▶ [ASSIGNMENT]
Only the count should appear in your answer: how many lines of the data below contain the word "structured"?

[Page and application data records]
++++++++++
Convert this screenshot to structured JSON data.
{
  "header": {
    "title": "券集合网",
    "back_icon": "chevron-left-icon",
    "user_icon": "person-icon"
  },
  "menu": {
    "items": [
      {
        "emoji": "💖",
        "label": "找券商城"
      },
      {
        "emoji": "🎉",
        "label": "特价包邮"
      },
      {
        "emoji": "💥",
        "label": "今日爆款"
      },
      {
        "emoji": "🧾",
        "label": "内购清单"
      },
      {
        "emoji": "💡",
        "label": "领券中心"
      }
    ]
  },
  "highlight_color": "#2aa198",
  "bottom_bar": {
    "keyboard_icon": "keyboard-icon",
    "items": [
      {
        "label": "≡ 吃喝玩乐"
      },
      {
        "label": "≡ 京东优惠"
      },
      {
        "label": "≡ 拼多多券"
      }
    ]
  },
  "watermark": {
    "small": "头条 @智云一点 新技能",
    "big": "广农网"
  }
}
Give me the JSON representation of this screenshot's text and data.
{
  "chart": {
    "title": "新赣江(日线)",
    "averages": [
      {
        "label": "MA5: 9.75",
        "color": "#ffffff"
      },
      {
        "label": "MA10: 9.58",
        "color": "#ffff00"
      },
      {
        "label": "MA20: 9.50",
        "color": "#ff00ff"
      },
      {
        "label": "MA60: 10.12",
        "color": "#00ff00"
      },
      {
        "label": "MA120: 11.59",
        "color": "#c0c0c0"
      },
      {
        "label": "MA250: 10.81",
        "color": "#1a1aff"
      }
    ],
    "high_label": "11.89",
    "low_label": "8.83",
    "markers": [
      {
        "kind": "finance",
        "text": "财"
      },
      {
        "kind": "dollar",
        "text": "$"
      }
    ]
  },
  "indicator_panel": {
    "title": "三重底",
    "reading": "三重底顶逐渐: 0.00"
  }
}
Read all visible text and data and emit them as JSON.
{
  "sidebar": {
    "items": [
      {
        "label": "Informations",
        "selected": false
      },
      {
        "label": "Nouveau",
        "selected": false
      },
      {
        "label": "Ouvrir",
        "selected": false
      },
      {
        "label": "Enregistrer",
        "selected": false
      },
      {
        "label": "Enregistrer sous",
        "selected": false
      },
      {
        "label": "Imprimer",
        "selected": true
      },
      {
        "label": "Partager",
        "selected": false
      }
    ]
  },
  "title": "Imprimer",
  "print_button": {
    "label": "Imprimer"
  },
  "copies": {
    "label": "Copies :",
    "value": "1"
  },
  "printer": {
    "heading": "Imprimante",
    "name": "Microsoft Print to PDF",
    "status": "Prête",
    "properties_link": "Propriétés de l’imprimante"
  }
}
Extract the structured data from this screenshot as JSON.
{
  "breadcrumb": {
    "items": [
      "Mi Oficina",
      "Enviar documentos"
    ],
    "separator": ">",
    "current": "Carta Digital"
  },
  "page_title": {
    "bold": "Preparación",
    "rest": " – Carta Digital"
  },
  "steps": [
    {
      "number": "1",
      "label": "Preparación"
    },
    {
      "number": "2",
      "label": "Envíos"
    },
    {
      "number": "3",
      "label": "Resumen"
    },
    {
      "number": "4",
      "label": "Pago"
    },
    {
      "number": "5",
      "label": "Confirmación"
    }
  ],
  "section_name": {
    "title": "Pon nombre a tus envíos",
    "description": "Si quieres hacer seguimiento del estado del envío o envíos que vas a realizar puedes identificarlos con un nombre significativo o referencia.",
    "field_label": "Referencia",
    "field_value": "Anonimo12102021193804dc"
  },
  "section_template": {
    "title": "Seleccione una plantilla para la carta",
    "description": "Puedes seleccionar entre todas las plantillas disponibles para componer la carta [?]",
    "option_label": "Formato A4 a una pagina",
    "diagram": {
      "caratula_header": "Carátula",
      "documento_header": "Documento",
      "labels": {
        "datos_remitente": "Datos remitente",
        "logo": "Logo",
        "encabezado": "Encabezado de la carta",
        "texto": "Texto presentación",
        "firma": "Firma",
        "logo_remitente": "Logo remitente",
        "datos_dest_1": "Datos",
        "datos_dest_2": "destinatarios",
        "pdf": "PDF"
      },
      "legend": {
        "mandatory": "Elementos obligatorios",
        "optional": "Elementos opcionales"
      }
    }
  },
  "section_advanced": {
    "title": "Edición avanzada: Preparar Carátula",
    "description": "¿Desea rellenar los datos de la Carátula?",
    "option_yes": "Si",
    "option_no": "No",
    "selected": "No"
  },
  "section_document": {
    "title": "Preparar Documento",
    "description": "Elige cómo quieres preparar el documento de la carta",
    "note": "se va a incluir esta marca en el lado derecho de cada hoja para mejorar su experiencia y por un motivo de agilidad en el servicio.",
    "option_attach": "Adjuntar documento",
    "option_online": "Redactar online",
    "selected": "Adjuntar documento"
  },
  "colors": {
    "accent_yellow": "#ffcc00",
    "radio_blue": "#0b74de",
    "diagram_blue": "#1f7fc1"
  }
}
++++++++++
▶ [EXERCISE RESPONSE]
2